Joint police commissioner Satyapal Singh said this morning that Mirchi and Lakdawala have been traced and are likely to be deported soon. Hours later, Singh changed his version on Mirchi, who changed the face of narcotics smuggling in India and has found a place on a US blacklist, and said he “got it wrong”.
Singh, apparently at the receiving end from Delhi for “jumping the gun”, said the information that Mirchi might be in the US could be misleading. “It is Allan Waters John, a US national wanted for some crimes in Mumbai, and not Mirchi, who has been detained.’’
In a curious coincidence, Singh was later in the evening transferred from the high-profile post. However, before his formal departure, at least one of Singh’s forecasts of the day was proved correct. Tariq Parvin, an aide of Dawood, was deported from Dubai to Mumbai and arrested tonight.
Mirchi is unlikely to be deported from the US or extradited to India even if he is traced to America and detained, according to sources in the US Congress associated with the drafting of a law under which Mirchi is now being tracked by the Americans.
A few weeks ago, President George W. Bush designated Mirchi a “kingpin” of the global drug trade under a 1999 US legislation: the Foreign Narcotics Kingpin Designation Act.
Experts in the law on Capitol Hill told The Telegraph that any person charged under the act faces 10 years’ imprisonment in the US and civil penalties of up to $1 million.
This implies that if Mirchi is detained in the US and charged under the “Kingpin” act — as the legislation is popularly known — he will first have to go through the US judicial process and serve any sentence imposed on him. Only then can he be extradited to India.
Congressional sources fear Mumbai police may have jumped the gun because Singh could be unfamiliar with the US law under which Mirchi already stands accused of being a druglord.
Other sources in the US government said there is a provision in bilateral agreements between the US and India which allows an Indian sentenced in a US court to serve the jail term in India and vice versa. This would provide for Mirchi’s repatriation to India.
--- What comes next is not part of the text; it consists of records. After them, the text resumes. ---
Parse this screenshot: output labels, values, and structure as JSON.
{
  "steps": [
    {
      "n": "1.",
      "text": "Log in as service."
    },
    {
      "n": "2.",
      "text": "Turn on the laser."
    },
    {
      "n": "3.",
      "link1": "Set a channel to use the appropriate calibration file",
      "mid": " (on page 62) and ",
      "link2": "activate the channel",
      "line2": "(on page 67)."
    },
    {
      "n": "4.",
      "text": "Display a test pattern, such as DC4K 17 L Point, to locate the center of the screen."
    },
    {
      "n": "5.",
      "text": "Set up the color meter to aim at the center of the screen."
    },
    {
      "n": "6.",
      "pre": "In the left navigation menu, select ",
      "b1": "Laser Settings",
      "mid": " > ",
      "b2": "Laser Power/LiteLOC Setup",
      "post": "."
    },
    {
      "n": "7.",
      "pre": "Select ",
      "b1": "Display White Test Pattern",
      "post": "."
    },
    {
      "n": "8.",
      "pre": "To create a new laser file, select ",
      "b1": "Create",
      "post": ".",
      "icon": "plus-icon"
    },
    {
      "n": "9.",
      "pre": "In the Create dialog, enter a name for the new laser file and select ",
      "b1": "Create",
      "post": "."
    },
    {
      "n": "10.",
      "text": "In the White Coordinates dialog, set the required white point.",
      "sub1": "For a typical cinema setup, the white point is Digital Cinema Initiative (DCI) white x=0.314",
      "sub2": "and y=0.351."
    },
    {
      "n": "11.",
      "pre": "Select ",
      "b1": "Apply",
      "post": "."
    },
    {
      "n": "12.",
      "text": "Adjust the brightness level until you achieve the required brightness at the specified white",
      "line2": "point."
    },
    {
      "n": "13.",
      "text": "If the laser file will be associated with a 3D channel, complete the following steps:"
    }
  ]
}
However, this can happen only after Mirchi is charged and sentenced under the “Kingpin” act. He would also have the right to appeal any sentence, implying that any repatriation, if at all, could take years.
The Americans are now in the process of working together with the UK, Pakistan, the United Arab Emirates (UAE) and India on creating a noose for Mirchi following his recent designation by Bush as a druglord.
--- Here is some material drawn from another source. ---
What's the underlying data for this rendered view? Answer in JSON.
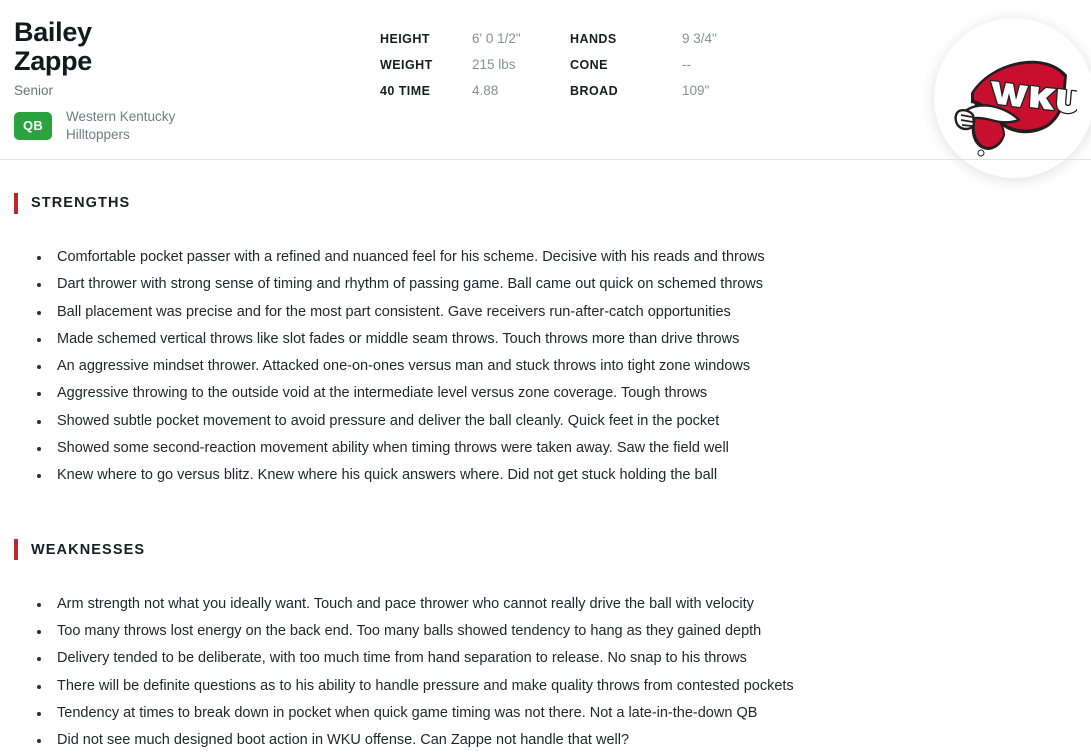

There is no indication or any confirmation that Mirchi has been traced to the US, as claimed by Mumbai police. Sources here said Mirchi was last known to be in the UK, where he was running a legal rice milling business, although he frequently travels to Karachi, lately avoiding the UAE.
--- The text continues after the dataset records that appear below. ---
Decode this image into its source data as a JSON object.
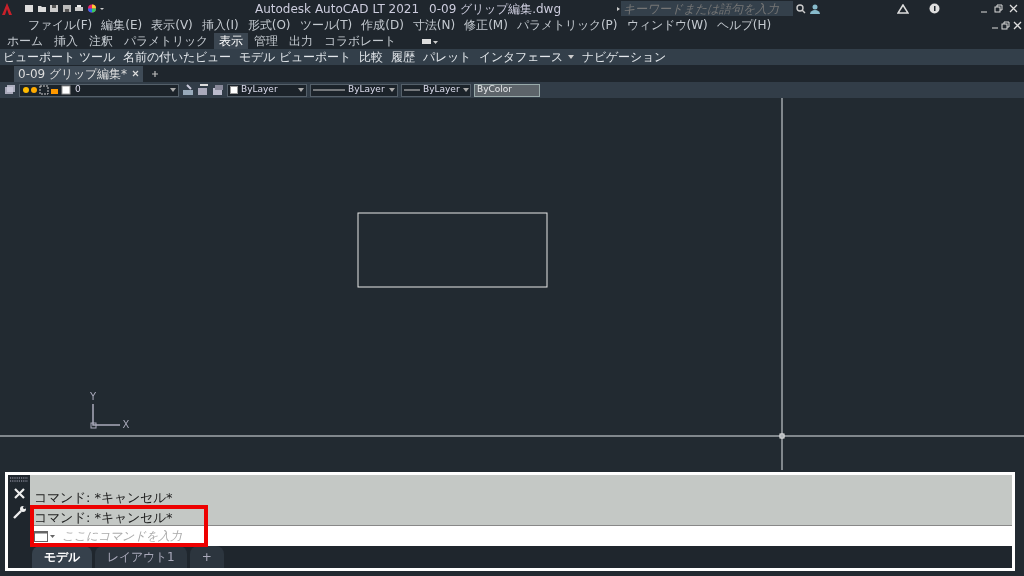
{
  "title_bar": {
    "app_title": "Autodesk AutoCAD LT 2021",
    "file_name": "0-09 グリップ編集.dwg",
    "search": {
      "placeholder": "キーワードまたは語句を入力"
    }
  },
  "menu": [
    "ファイル(F)",
    "編集(E)",
    "表示(V)",
    "挿入(I)",
    "形式(O)",
    "ツール(T)",
    "作成(D)",
    "寸法(N)",
    "修正(M)",
    "パラメトリック(P)",
    "ウィンドウ(W)",
    "ヘルプ(H)"
  ],
  "ribbon_tabs": [
    {
      "label": "ホーム",
      "selected": false
    },
    {
      "label": "挿入",
      "selected": false
    },
    {
      "label": "注釈",
      "selected": false
    },
    {
      "label": "パラメトリック",
      "selected": false
    },
    {
      "label": "表示",
      "selected": true
    },
    {
      "label": "管理",
      "selected": false
    },
    {
      "label": "出力",
      "selected": false
    },
    {
      "label": "コラボレート",
      "selected": false
    }
  ],
  "ribbon_panels": [
    {
      "label": "ビューポート ツール",
      "has_menu": false
    },
    {
      "label": "名前の付いたビュー",
      "has_menu": false
    },
    {
      "label": "モデル ビューポート",
      "has_menu": false
    },
    {
      "label": "比較",
      "has_menu": false
    },
    {
      "label": "履歴",
      "has_menu": false
    },
    {
      "label": "パレット",
      "has_menu": false
    },
    {
      "label": "インタフェース",
      "has_menu": true
    },
    {
      "label": "ナビゲーション",
      "has_menu": false
    }
  ],
  "document_tabs": [
    {
      "label": "0-09 グリップ編集*",
      "selected": true
    }
  ],
  "layer_toolbar": {
    "layer": "0",
    "color_setting": "ByLayer",
    "linetype": "ByLayer",
    "lineweight": "ByLayer",
    "plot_style": {
      "value": "ByColor",
      "disabled": true
    }
  },
  "ucs": {
    "x_label": "X",
    "y_label": "Y"
  },
  "command_window": {
    "history": [
      "コマンド: *キャンセル*",
      "コマンド: *キャンセル*"
    ],
    "placeholder": "ここにコマンドを入力"
  },
  "layout_tabs": [
    {
      "label": "モデル",
      "selected": true
    },
    {
      "label": "レイアウト1",
      "selected": false
    }
  ],
  "add_layout_label": "+"
}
However, Mumbai police seemed to be more sure of Lakdawala, who has been accused of being part of the ring that masterminded the Bombay blasts of the last decade. Singh said Lakdawala has been detained but did not say in which country.
The deported Parvin is believed to have evinced interest in coming back to India so that he can face charges. Crime branch officers, who had been talking about Parvin’s deportation to India from Dubai, said that the Dawood aide had “expressed his desire to return to Mumbai and face legal consequences of the crimes he had committed before he fled to the emirate”.
If Lakdawala and Mirchi also come to India, it will be a major shot in the arm for Indian police and a bigger victory than the deportation last year of Iqbal Kaskar, Dawood’s younger brother. It is widely believed that Kaskar was “sent back” so that he could look after his elder brother’s disintegrating crime empire.